II year of RTE regime starts on promising note

It seems that children admitted under the 25 per cent quota of the Right to Education (RTE) Act and their respective schools are gradually settling in and coping better with each other’s needs this year.

N Satvim and Chandana who did their LKG at an anganwadi near Yelahanka have been admitted to Class I under the RTE quota at Satya Sai School, Yelahanka. Hailing from a Kannada background, learning English would have been a difficult task for them. But, their father N Prasad says the opposite.
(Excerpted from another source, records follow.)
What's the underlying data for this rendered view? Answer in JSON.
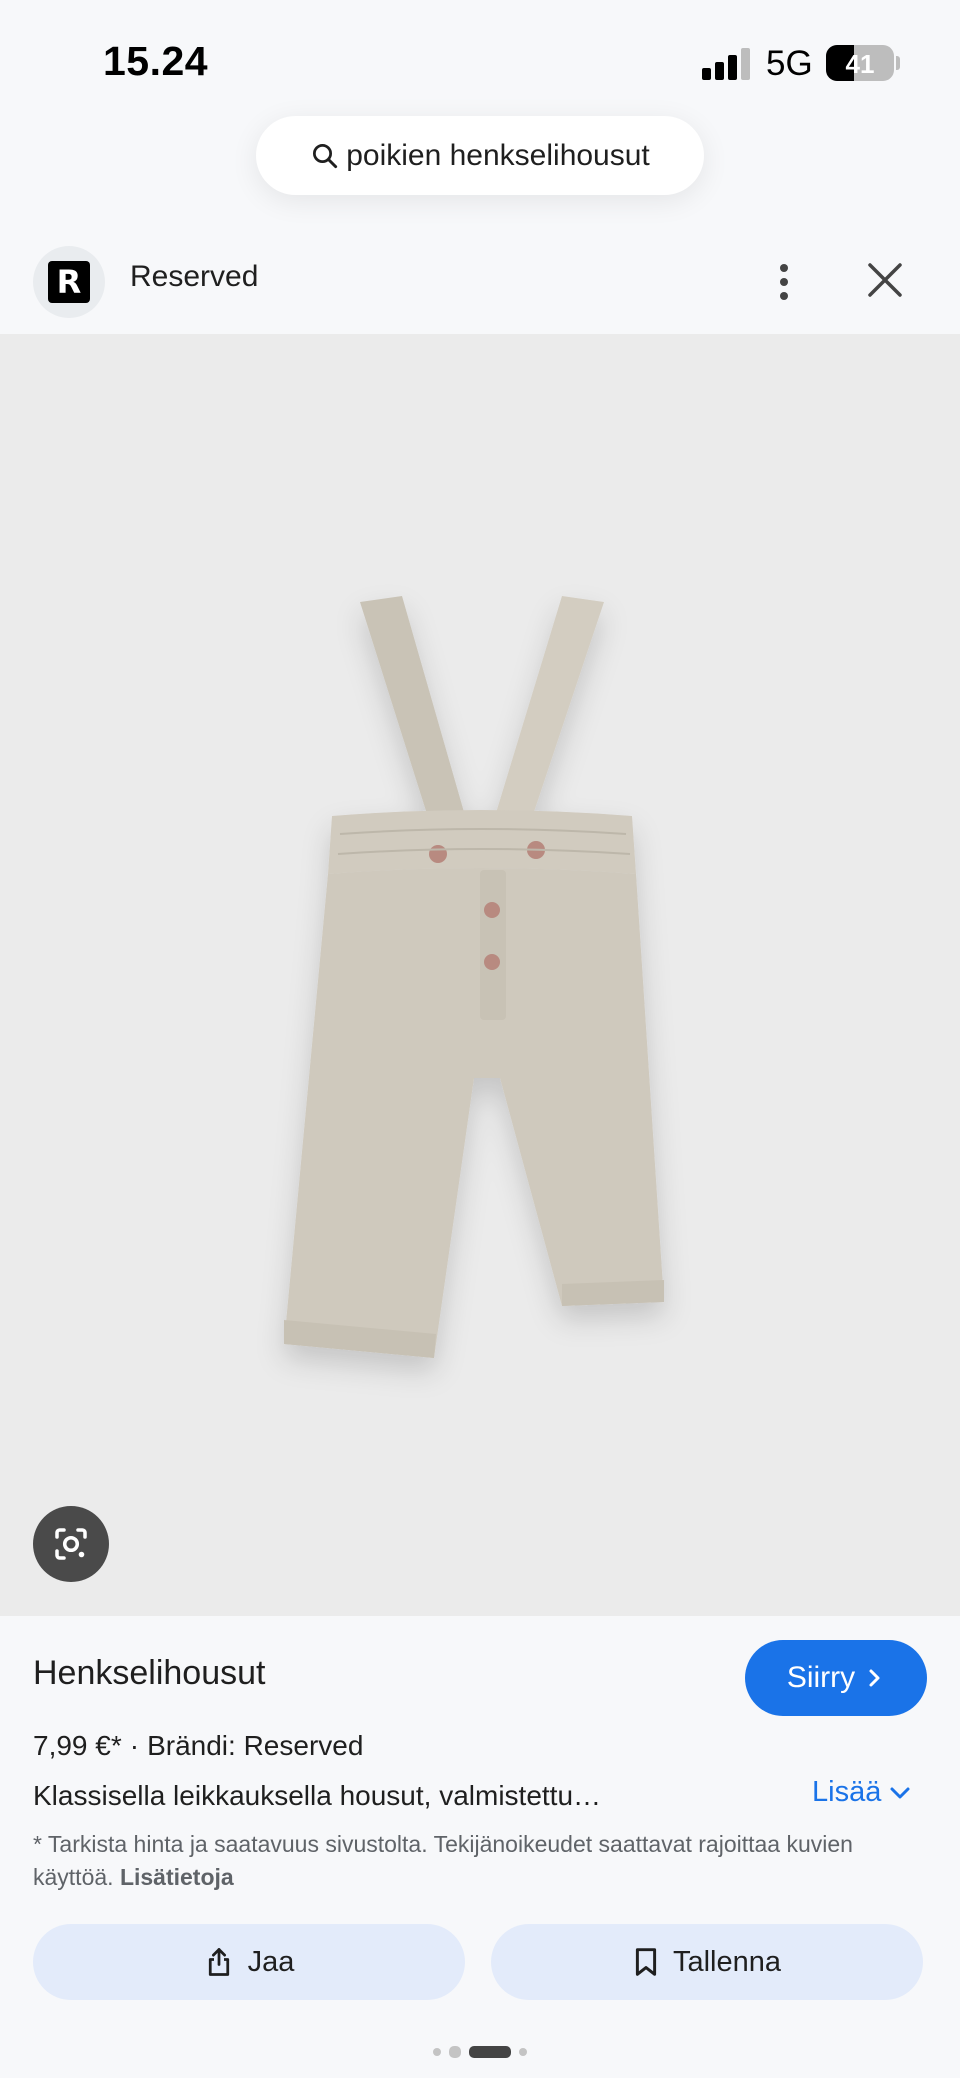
{
  "status_bar": {
    "time": "15.24",
    "network": "5G",
    "battery": "41",
    "battery_level": 0.41
  },
  "search": {
    "query": "poikien henkselihousut"
  },
  "header": {
    "site_name": "Reserved",
    "logo_letter": "R"
  },
  "icons": {
    "search": "search-icon",
    "more": "more-vert-icon",
    "close": "close-icon",
    "lens": "lens-icon",
    "chevron_right": "chevron-right-icon",
    "chevron_down": "chevron-down-icon",
    "share": "share-icon",
    "bookmark": "bookmark-icon"
  },
  "product": {
    "title": "Henkselihousut",
    "visit_label": "Siirry",
    "price": "7,99 €*",
    "separator": "·",
    "brand": "Brändi: Reserved",
    "description": "Klassisella leikkauksella housut, valmistettu…",
    "more_label": "Lisää",
    "disclaimer": "* Tarkista hinta ja saatavuus sivustolta. Tekijänoikeudet saattavat rajoittaa kuvien käyttöä.",
    "disclaimer_link": "Lisätietoja"
  },
  "actions": {
    "share_label": "Jaa",
    "save_label": "Tallenna"
  },
  "pagination": {
    "total": 4,
    "active_index": 2
  },
  "colors": {
    "accent": "#1a73e8",
    "action_bg": "#e3ebfa",
    "background": "#f7f8fa",
    "image_bg": "#ebebeb",
    "fabric": "#cfc9bd"
  }
}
“Teachers have done a very good job at making my children feel comfortable as they focus specially on such children in the school.  So far they have had no problems with the transition from Kannada to English,” he said.  
SGM Public School in Hanumanthanagar has admitted 20 children to Class 1 under RTE quota this year, a marked increase from previous year. Of them, seven or eight need special attention as they still have a lot to learn. “There are a few children who need to improve their English language skills and adjust to the new environment. Hopefully things will be smooth within a few months with the remedial classes, where we teach these children English and other things,” said Hanumantharayappa, secretary, SGM Public School. Children are taught English for 30 to 45 minutes every day at the remedial classes.

No complaints

Such instances of better cooperation by teachers are also supported by the RTE Task Force that has been closely monitoring the implementation of the RTE in the state since its inception last year. “Last year we started getting complaints from the first day and it became worse as the days went on. This year, however, it seems as if the schools are more aware about the fact that they are being monitored,” said G Nagasimha Rao, convener of the Task Force. 

Royal Concord School, Kalyan Nagar has admitted 16 children to Class 1 under the RTE for the first time this year. “We will conduct an assessment of the children to know their areas of weakness and focus on them,” said Leema Swamy, principal of the school.